If a line of the records holds the word "title", copy it out.

▽

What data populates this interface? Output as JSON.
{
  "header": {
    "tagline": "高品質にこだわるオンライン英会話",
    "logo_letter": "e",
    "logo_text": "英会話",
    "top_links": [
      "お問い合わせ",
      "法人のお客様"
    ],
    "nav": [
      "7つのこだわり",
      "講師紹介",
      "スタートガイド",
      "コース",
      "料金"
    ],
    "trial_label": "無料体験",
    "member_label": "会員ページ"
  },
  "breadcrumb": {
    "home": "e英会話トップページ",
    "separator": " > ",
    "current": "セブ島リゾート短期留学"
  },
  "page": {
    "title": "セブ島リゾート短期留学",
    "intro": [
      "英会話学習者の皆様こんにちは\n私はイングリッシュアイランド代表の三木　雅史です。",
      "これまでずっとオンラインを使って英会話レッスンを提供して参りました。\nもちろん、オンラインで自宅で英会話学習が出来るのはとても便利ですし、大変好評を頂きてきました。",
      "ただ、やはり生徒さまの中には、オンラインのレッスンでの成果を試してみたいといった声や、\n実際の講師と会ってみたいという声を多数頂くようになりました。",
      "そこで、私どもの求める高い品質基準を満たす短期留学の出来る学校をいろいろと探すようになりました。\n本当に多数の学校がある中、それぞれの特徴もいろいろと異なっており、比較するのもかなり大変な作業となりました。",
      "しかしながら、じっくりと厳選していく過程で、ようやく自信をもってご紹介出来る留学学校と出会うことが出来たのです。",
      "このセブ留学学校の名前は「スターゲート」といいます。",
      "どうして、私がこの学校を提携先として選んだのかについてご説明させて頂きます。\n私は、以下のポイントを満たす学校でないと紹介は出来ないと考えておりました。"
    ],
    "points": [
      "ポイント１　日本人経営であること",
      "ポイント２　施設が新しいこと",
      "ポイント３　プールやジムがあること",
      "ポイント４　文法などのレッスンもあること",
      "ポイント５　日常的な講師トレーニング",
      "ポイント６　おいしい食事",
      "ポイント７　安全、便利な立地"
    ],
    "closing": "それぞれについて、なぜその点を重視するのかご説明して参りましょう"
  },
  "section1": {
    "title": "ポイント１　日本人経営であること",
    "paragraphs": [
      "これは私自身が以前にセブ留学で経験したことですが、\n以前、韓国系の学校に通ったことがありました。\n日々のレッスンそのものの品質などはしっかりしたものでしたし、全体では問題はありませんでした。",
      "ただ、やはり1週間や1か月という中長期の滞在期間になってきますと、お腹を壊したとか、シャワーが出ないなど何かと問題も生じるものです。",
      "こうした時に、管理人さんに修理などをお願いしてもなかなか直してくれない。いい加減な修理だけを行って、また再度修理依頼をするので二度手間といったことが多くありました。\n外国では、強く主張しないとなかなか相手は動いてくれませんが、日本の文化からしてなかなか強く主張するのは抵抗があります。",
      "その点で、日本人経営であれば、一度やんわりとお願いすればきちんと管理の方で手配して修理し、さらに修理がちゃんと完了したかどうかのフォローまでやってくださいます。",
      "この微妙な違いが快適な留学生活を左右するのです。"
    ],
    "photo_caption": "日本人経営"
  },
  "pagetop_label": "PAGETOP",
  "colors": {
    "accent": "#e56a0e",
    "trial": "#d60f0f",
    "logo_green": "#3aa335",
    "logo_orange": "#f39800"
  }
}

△

WRITTEN ANSWER:
    "title": "セブ島リゾート短期留学",
    "title": "ポイント１　日本人経営であること",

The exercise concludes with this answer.